Back to Reality

At our National Leadership Conference we devoted an entire day to focus on the refugee crisis and what the United States and the Arab American community can do to help. The crisis is of vital importance and to quote Presidential Candidate Martin O'Malley "what to do about the root cause of this humanitarian crisis may be complex, but helping refugees is not." As evidenced above that complexity isn't fully appreciated by all following this conflict. It is clear though that the U.S. should lead in helping to address the catastrophic human toll. U.S. Senator Dick Durbin (D-IL), who has been one of the strongest voices on the Hill on this issue, submitted a video message to the conference in which he highlighted the impact the "the humanitarian crisis of our time" is having on children forced to be out of school, and pushing countries in the Middle East that are accepting refugees to "the breaking point." We were proud to have 15 national, international, and organizations cosponsoring our programming on the refugee crisis. On our second panel Jen Smyers of Church World Service stressed the need for advocates to not only ask for increased numbers in terms of resources and refugees accepted but to ensure that increased numbers of refugees are actually resettled in our country: "already there are 20,000 people who UNHCR has already referred to the United States, the United States just needs to go through the processing." Look for a report of the tangible things we must do shortly.


The Next Generation

At our conference we gathered hundreds of Arab American leaders from across the country. A third of those in attendance were either high school or college students. The turnout of active Arab American students demonstrated the hopes and aspirations of younger generations to enter into politics and become more engaged on both the local and national levels. Many great conversations and passionate responses came out of this year’s conference. AAI was extremely happy to have been able to provide a platform for many young voices to share their stories and the great work they are doing in their communities. As a result of a growing conversation regarding the presence of young Arab American voices, we will be convening an intimate group of young leaders in early 2016 to continue the work started and build for Arab American Leadership Days in the Spring.
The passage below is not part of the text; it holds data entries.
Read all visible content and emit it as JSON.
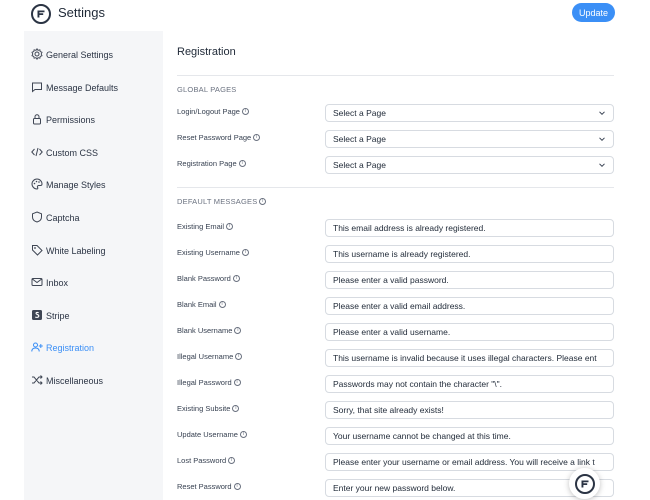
{
  "app": {
    "title": "Settings",
    "update_label": "Update"
  },
  "sidebar": {
    "items": [
      {
        "label": "General Settings",
        "icon": "gear-icon",
        "active": false
      },
      {
        "label": "Message Defaults",
        "icon": "message-icon",
        "active": false
      },
      {
        "label": "Permissions",
        "icon": "lock-icon",
        "active": false
      },
      {
        "label": "Custom CSS",
        "icon": "code-icon",
        "active": false
      },
      {
        "label": "Manage Styles",
        "icon": "palette-icon",
        "active": false
      },
      {
        "label": "Captcha",
        "icon": "shield-icon",
        "active": false
      },
      {
        "label": "White Labeling",
        "icon": "tag-icon",
        "active": false
      },
      {
        "label": "Inbox",
        "icon": "mail-icon",
        "active": false
      },
      {
        "label": "Stripe",
        "icon": "stripe-icon",
        "active": false
      },
      {
        "label": "Registration",
        "icon": "user-plus-icon",
        "active": true
      },
      {
        "label": "Miscellaneous",
        "icon": "shuffle-icon",
        "active": false
      }
    ]
  },
  "main": {
    "title": "Registration",
    "global_pages": {
      "heading": "GLOBAL PAGES",
      "rows": [
        {
          "label": "Login/Logout Page",
          "value": "Select a Page"
        },
        {
          "label": "Reset Password Page",
          "value": "Select a Page"
        },
        {
          "label": "Registration Page",
          "value": "Select a Page"
        }
      ]
    },
    "default_messages": {
      "heading": "DEFAULT MESSAGES",
      "rows": [
        {
          "label": "Existing Email",
          "value": "This email address is already registered."
        },
        {
          "label": "Existing Username",
          "value": "This username is already registered."
        },
        {
          "label": "Blank Password",
          "value": "Please enter a valid password."
        },
        {
          "label": "Blank Email",
          "value": "Please enter a valid email address."
        },
        {
          "label": "Blank Username",
          "value": "Please enter a valid username."
        },
        {
          "label": "Illegal Username",
          "value": "This username is invalid because it uses illegal characters. Please ent"
        },
        {
          "label": "Illegal Password",
          "value": "Passwords may not contain the character \"\\\"."
        },
        {
          "label": "Existing Subsite",
          "value": "Sorry, that site already exists!"
        },
        {
          "label": "Update Username",
          "value": "Your username cannot be changed at this time."
        },
        {
          "label": "Lost Password",
          "value": "Please enter your username or email address. You will receive a link t"
        },
        {
          "label": "Reset Password",
          "value": "Enter your new password below."
        }
      ]
    }
  },
  "colors": {
    "accent": "#3b8ff6",
    "sidebar_bg": "#f5f6f8"
  }
}
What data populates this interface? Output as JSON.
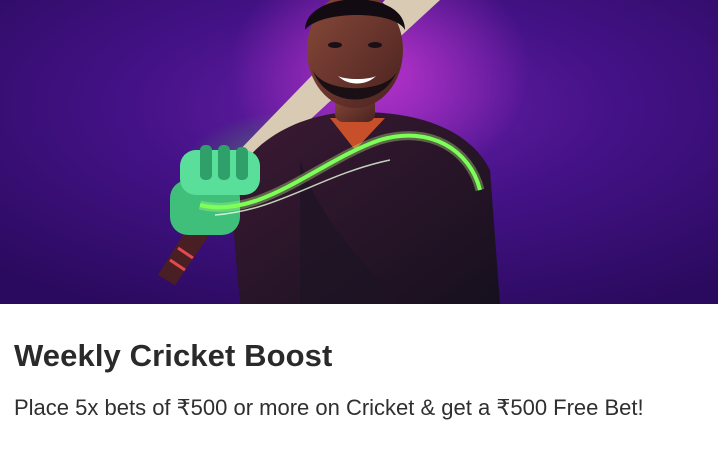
{
  "promo": {
    "title": "Weekly Cricket Boost",
    "description": "Place 5x bets of ₹500 or more on Cricket & get a ₹500 Free Bet!"
  },
  "banner": {
    "subject": "cricket-player-with-bat",
    "colors": {
      "background": "#3a0f7a",
      "glow_green": "#5dff5a",
      "glow_pink": "#c72bd1"
    }
  }
}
Yes, we are talking about April 2016 already so stay tuned for more information in the weeks ahead.